◆ **Work to complete**:
Copy out every line in the entries below that includes "this".

* * * *

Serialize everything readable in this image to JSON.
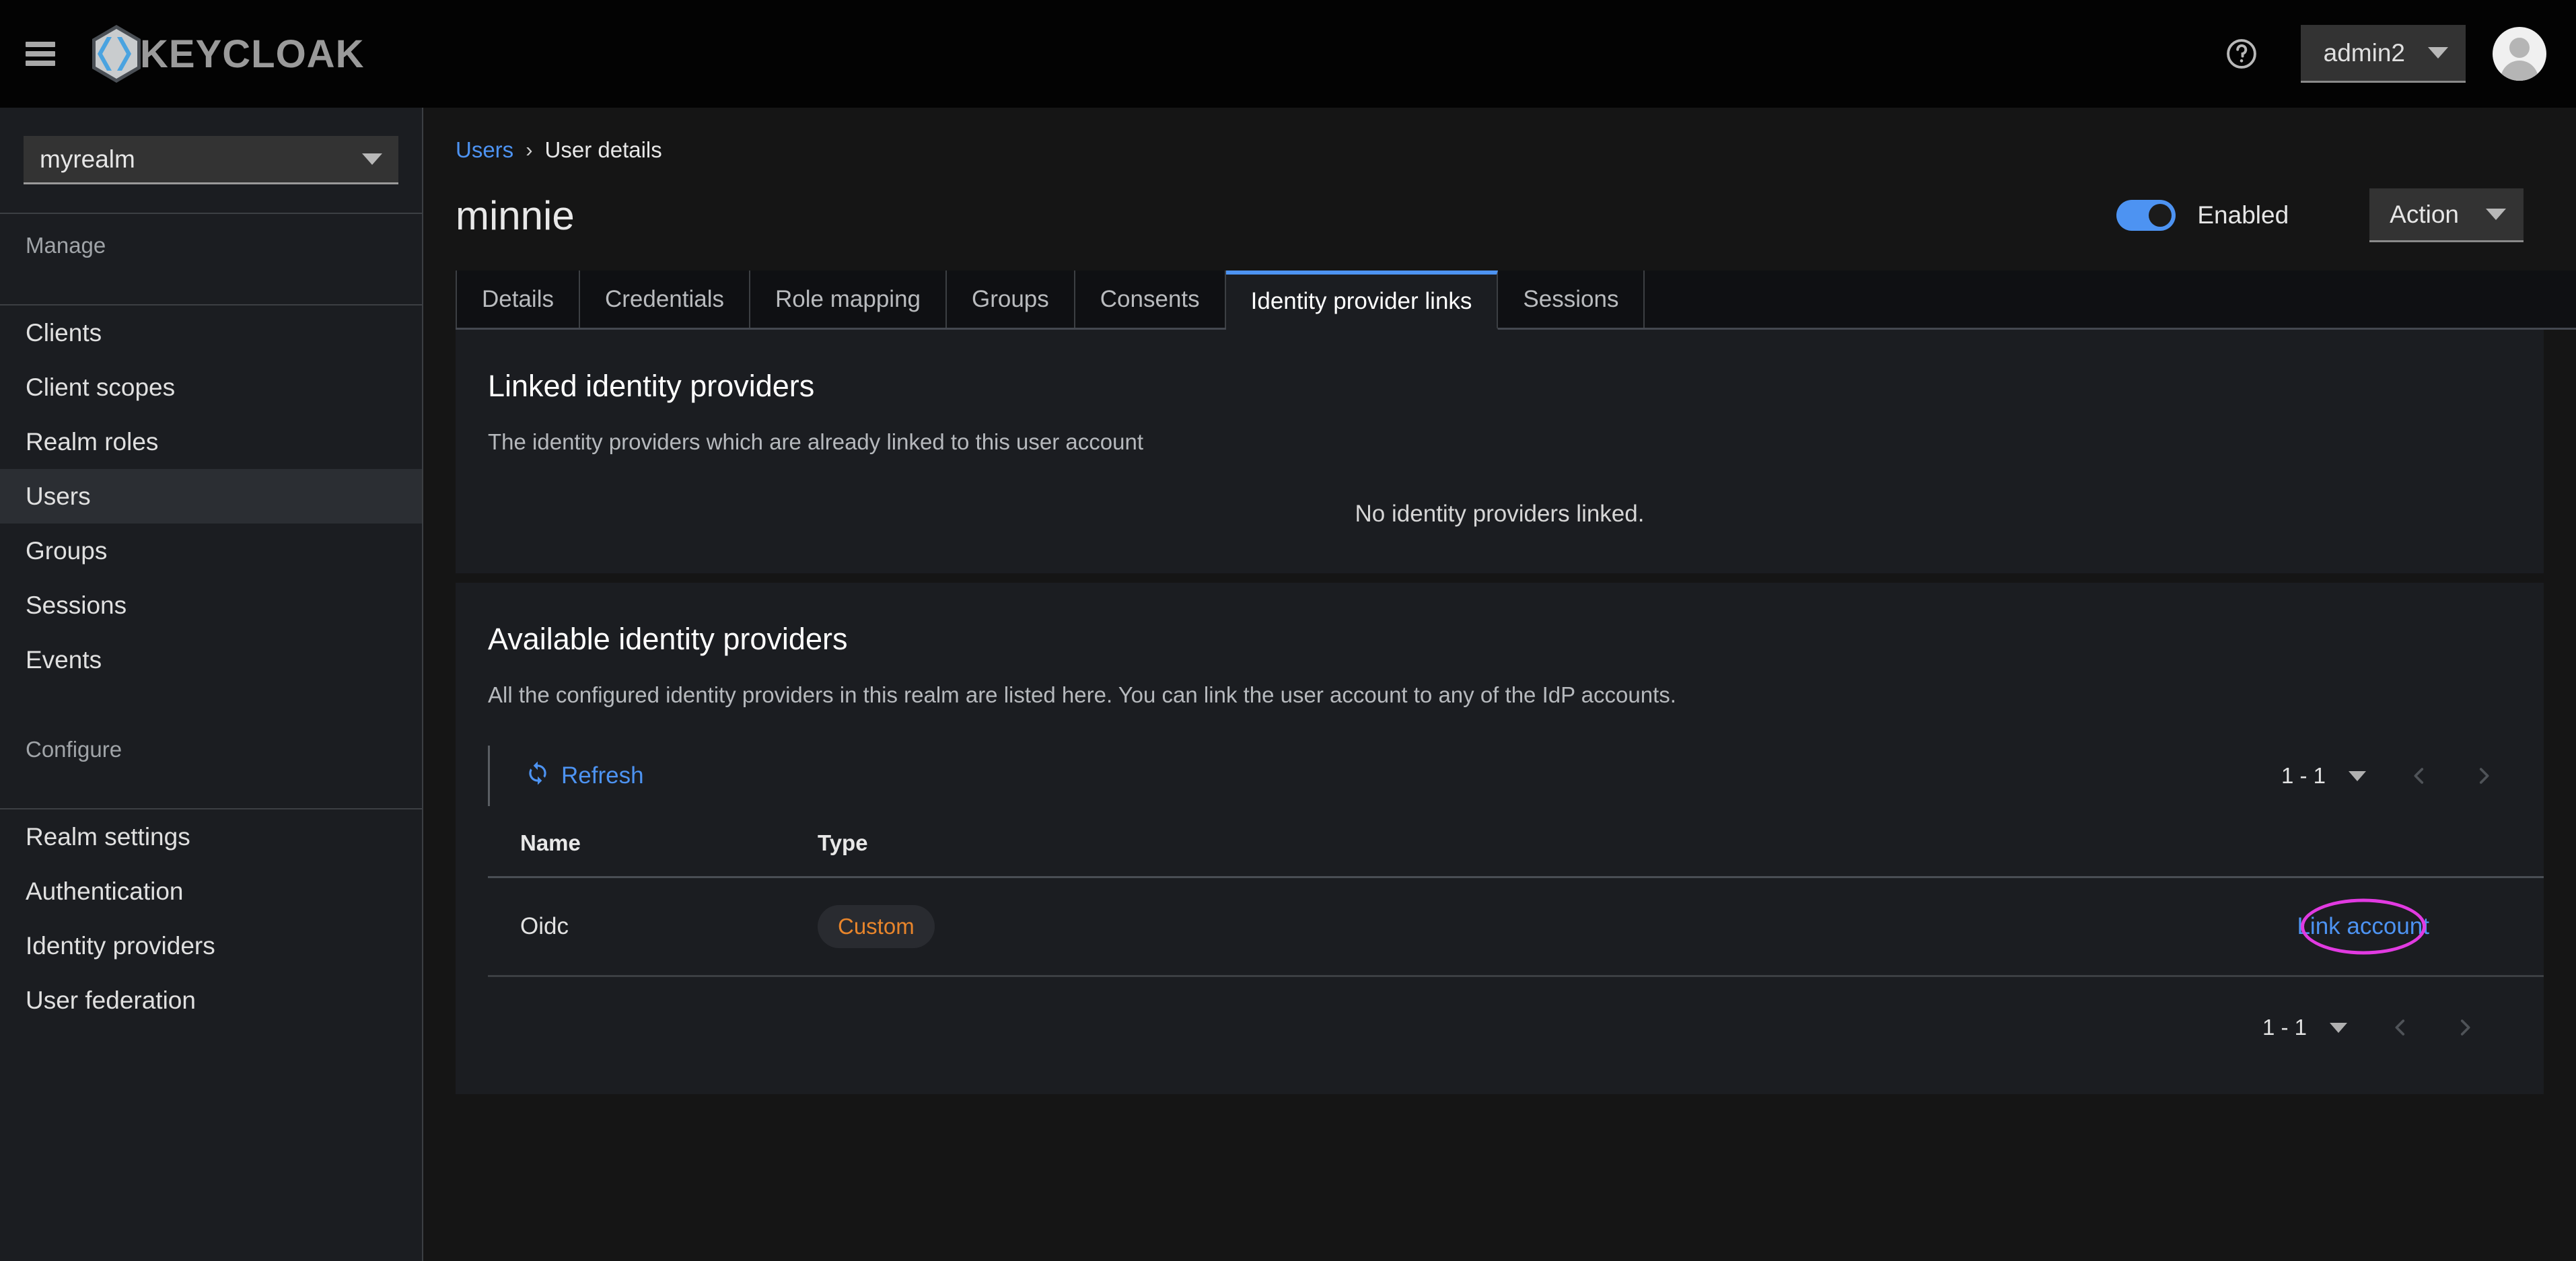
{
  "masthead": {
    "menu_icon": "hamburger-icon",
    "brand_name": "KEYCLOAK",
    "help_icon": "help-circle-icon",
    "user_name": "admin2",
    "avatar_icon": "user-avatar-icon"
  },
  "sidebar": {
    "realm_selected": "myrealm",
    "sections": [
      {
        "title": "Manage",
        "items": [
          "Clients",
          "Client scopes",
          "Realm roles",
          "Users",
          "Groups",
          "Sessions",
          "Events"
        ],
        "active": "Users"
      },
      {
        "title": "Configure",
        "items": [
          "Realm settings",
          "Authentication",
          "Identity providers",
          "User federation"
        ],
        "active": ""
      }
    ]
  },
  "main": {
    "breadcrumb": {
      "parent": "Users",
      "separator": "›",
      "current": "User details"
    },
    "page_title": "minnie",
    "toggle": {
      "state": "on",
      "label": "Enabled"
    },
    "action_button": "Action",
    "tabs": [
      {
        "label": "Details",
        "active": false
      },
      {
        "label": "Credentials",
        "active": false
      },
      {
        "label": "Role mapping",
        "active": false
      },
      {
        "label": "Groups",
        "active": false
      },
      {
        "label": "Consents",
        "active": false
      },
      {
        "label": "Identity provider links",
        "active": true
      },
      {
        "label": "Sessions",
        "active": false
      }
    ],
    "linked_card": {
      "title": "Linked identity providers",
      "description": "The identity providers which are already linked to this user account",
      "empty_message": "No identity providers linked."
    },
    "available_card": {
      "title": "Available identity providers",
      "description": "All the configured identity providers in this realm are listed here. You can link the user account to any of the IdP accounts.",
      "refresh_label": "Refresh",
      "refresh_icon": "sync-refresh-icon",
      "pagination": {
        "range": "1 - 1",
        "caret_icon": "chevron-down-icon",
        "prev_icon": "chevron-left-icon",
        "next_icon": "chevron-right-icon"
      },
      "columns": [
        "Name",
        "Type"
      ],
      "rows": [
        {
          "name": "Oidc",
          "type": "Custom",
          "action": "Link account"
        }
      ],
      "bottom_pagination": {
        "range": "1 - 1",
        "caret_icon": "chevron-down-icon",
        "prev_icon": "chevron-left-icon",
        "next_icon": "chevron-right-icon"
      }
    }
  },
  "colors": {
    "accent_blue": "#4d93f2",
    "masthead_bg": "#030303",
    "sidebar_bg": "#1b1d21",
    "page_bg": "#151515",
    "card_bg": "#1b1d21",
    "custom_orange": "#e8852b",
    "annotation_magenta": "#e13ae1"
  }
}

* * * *

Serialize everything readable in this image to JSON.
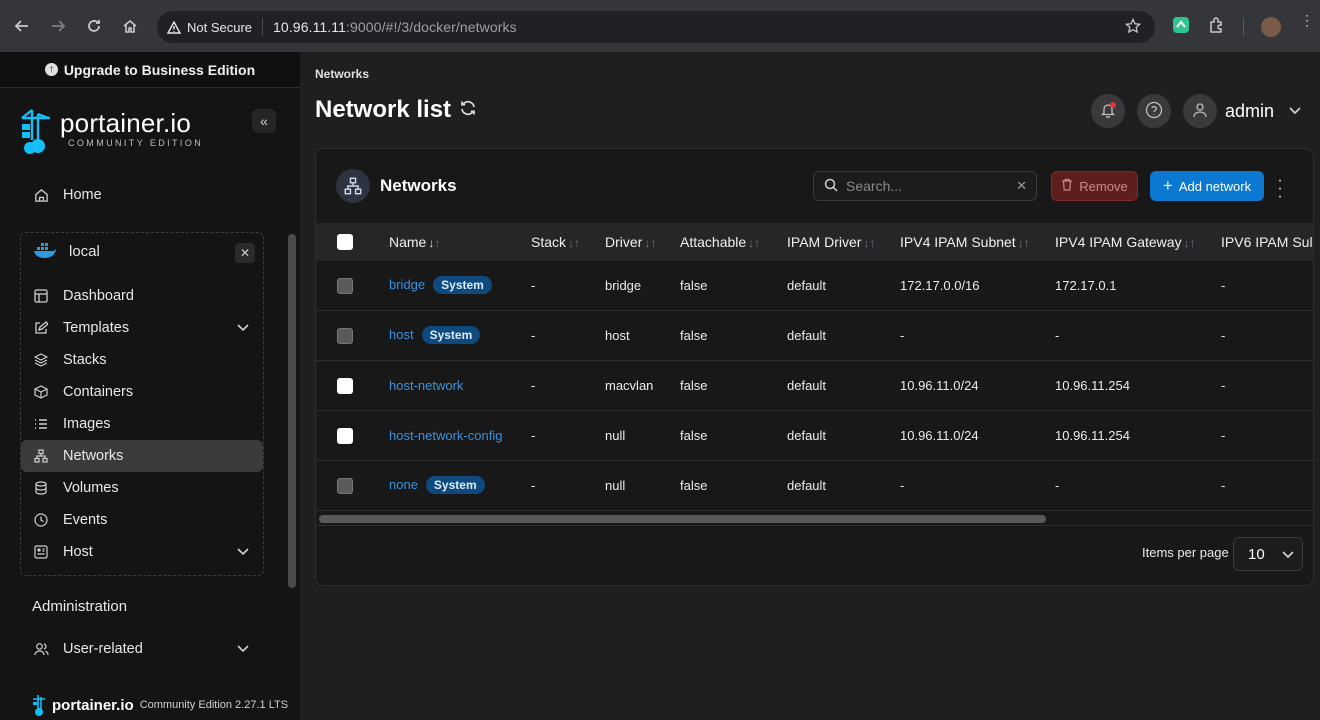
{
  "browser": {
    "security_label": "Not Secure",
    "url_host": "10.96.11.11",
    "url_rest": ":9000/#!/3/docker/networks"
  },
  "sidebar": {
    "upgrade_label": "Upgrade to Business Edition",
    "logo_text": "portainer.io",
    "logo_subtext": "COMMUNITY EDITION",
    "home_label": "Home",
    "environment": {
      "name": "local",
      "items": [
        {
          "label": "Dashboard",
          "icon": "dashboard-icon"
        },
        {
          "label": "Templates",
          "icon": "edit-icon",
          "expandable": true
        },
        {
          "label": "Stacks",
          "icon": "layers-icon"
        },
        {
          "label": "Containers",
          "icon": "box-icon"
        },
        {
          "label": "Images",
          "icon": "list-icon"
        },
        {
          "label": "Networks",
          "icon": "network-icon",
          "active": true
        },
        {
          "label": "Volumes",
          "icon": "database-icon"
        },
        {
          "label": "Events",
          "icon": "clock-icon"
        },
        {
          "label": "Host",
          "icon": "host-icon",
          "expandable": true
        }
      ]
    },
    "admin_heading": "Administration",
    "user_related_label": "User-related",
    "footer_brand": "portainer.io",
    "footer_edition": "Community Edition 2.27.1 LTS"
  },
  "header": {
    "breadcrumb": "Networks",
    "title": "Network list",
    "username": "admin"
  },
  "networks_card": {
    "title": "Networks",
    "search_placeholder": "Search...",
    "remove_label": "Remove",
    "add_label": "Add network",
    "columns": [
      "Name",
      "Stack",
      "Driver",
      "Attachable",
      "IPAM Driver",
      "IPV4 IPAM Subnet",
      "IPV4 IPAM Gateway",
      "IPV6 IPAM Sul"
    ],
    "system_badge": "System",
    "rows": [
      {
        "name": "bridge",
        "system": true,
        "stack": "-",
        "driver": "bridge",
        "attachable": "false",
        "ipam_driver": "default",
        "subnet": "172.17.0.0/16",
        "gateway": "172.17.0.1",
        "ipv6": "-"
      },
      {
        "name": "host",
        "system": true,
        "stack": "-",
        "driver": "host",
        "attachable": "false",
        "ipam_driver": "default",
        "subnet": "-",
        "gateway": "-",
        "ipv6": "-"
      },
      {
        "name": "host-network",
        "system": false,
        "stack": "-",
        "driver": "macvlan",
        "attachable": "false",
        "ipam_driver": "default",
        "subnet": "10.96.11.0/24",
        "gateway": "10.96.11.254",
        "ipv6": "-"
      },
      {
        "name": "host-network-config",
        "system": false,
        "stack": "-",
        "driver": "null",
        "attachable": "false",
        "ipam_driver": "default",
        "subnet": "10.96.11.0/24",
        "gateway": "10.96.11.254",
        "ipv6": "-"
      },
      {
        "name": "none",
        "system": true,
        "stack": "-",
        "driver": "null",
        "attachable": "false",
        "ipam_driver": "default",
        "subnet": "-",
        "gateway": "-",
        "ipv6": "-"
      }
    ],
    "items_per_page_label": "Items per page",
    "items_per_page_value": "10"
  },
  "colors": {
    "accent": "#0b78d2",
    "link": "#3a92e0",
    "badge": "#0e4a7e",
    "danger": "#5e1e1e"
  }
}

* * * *

◆ **Your solution**:
Serialize everything readable in this image to JSON.
      "description": "The identity providers which are already linked to this user account",
      "description": "All the configured identity providers in this realm are listed here. You can link the user account to any of the IdP accounts.",
Serialize everything readable in this image to JSON.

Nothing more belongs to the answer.